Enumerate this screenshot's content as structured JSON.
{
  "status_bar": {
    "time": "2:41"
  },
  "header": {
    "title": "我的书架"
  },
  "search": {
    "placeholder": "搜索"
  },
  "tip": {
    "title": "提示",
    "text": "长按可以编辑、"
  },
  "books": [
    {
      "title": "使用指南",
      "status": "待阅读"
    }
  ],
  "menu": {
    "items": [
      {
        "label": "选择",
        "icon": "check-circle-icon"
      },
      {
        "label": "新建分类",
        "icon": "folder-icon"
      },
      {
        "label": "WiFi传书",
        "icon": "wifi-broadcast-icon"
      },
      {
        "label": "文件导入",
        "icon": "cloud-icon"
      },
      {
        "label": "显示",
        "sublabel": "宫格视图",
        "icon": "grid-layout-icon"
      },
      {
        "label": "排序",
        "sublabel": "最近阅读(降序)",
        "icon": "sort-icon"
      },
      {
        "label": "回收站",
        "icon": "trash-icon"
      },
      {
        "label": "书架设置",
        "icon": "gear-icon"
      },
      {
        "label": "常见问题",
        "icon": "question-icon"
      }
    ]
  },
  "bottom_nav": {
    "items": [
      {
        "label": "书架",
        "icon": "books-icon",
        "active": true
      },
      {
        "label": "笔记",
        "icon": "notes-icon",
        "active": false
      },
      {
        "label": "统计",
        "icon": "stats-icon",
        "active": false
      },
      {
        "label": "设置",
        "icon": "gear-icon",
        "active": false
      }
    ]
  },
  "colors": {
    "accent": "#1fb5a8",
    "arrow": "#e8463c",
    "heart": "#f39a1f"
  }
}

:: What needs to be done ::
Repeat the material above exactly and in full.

:: Final answer ::
Enumerate this screenshot's content as structured JSON.
{
  "status_bar": {
    "time": "2:41"
  },
  "header": {
    "title": "我的书架"
  },
  "search": {
    "placeholder": "搜索"
  },
  "tip": {
    "title": "提示",
    "text": "长按可以编辑、"
  },
  "books": [
    {
      "title": "使用指南",
      "status": "待阅读"
    }
  ],
  "menu": {
    "items": [
      {
        "label": "选择",
        "icon": "check-circle-icon"
      },
      {
        "label": "新建分类",
        "icon": "folder-icon"
      },
      {
        "label": "WiFi传书",
        "icon": "wifi-broadcast-icon"
      },
      {
        "label": "文件导入",
        "icon": "cloud-icon"
      },
      {
        "label": "显示",
        "sublabel": "宫格视图",
        "icon": "grid-layout-icon"
      },
      {
        "label": "排序",
        "sublabel": "最近阅读(降序)",
        "icon": "sort-icon"
      },
      {
        "label": "回收站",
        "icon": "trash-icon"
      },
      {
        "label": "书架设置",
        "icon": "gear-icon"
      },
      {
        "label": "常见问题",
        "icon": "question-icon"
      }
    ]
  },
  "bottom_nav": {
    "items": [
      {
        "label": "书架",
        "icon": "books-icon",
        "active": true
      },
      {
        "label": "笔记",
        "icon": "notes-icon",
        "active": false
      },
      {
        "label": "统计",
        "icon": "stats-icon",
        "active": false
      },
      {
        "label": "设置",
        "icon": "gear-icon",
        "active": false
      }
    ]
  },
  "colors": {
    "accent": "#1fb5a8",
    "arrow": "#e8463c",
    "heart": "#f39a1f"
  }
}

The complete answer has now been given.